Effective Modern C++ by Scott Meyers

Posted on Jul 7, 2015
Berlin, Germany

Note 2015-08-11: See my post on Meyers’ Effective C++ here

I’m currently working on a project that involves a fair amount of linking and calling into C and C++ libraries. While I’ve taken courses on C and C++ before, most of my development experience has been working SDKs that run on top of virtual machines, namely Java and .NET. Native development has always interested me, as I find the abstractions proffered by higher-level languages are really only used effectively through a process of working on the smaller-scale, namely with programs where not everything’s as easy as pulling in a Nuget or Maven dependency and rolling. Having to think about dealing with memory allocation and deallocation, for example, provides one insight into how garbage collection in managed environments works. Having to cross-compile a bunch of libraries for architectures that weren’t even around when the author wrote the library, is an instructing task. It’s enjoyable because it feels that it’s possible to fix things when they’re wrong, because nothing’s really hidden from you. That’s an exaggeration, of course, but the compile-link-run process is much more transparent in C and C++ than with other development platforms.

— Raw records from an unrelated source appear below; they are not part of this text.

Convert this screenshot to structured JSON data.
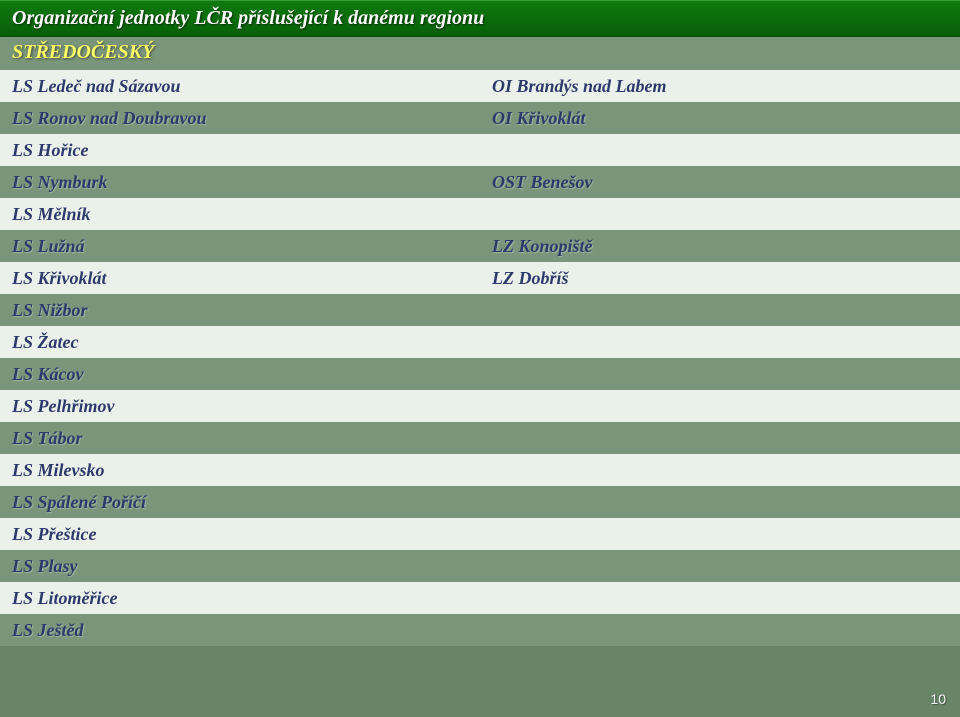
{
  "header": {
    "title": "Organizační jednotky LČR příslušející k danému regionu"
  },
  "region": "STŘEDOČESKÝ",
  "rows": [
    {
      "left": "LS Ledeč nad Sázavou",
      "right": "OI Brandýs nad Labem"
    },
    {
      "left": "LS Ronov nad Doubravou",
      "right": "OI Křivoklát"
    },
    {
      "left": "LS Hořice",
      "right": ""
    },
    {
      "left": "LS Nymburk",
      "right": "OST Benešov"
    },
    {
      "left": "LS Mělník",
      "right": ""
    },
    {
      "left": "LS Lužná",
      "right": "LZ Konopiště"
    },
    {
      "left": "LS Křivoklát",
      "right": "LZ Dobříš"
    },
    {
      "left": "LS Nižbor",
      "right": ""
    },
    {
      "left": "LS Žatec",
      "right": ""
    },
    {
      "left": "LS Kácov",
      "right": ""
    },
    {
      "left": "LS Pelhřimov",
      "right": ""
    },
    {
      "left": "LS Tábor",
      "right": ""
    },
    {
      "left": "LS Milevsko",
      "right": ""
    },
    {
      "left": "LS Spálené Poříčí",
      "right": ""
    },
    {
      "left": "LS Přeštice",
      "right": ""
    },
    {
      "left": "LS Plasy",
      "right": ""
    },
    {
      "left": "LS Litoměřice",
      "right": ""
    },
    {
      "left": "LS Ještěd",
      "right": ""
    }
  ],
  "page_number": "10"
}
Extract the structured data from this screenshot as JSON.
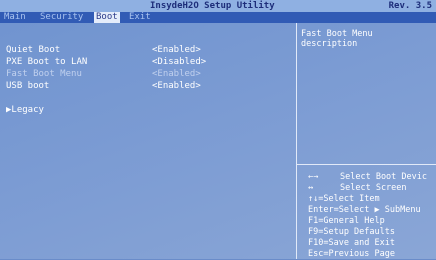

One thing that a “managed” developer notices right away, when working in managed code, is that a lot of the learning materials are, well, old! The native guys haven’t done enough of a good job of marketing their language as, for example, most of the newer javascript libraries have. Browsing around Stack Overflow, looking for some recommendations on what to read to get back into the C++ development cycle, I found this wiki. The books that were the most interesting were the ones that were updated for C++11 and C++14. My thought was “learn the old C++98, it’s all obsolete anyway?” (we’ll come back to that in a second). Effective Modern C++ looked like it fit the bill, and my local library in Berlin had an English copy.

After reading through the 42 tips from Effective Modern C++, a few things became immediately clear. The first is that Scott Meyers is a great technical writer. He writes in a way that makes it feel like he’s talking to you, rather than lecturing you. He brings you, the reader, into a dialog without you having to do anything. It’s not a writing style that you find commonly in technical books.

The second thing that became clear is that, although C++11 really improved the language, it builds on top of C++98, and having a firm basis of understanding of C++98 and the STL is essential to effective programming in C++, even if you’re using the newer auto templates or []lambdas. This book assumes you already are very familiar with older versions of C++, which wasn’t the case for me. I still extracted a lot of useful information from the book, and the first thing I did after finishing it was reserve the older versions of Effective C++ and Effective STL, also by Meyer. I’m looking forward to reading them.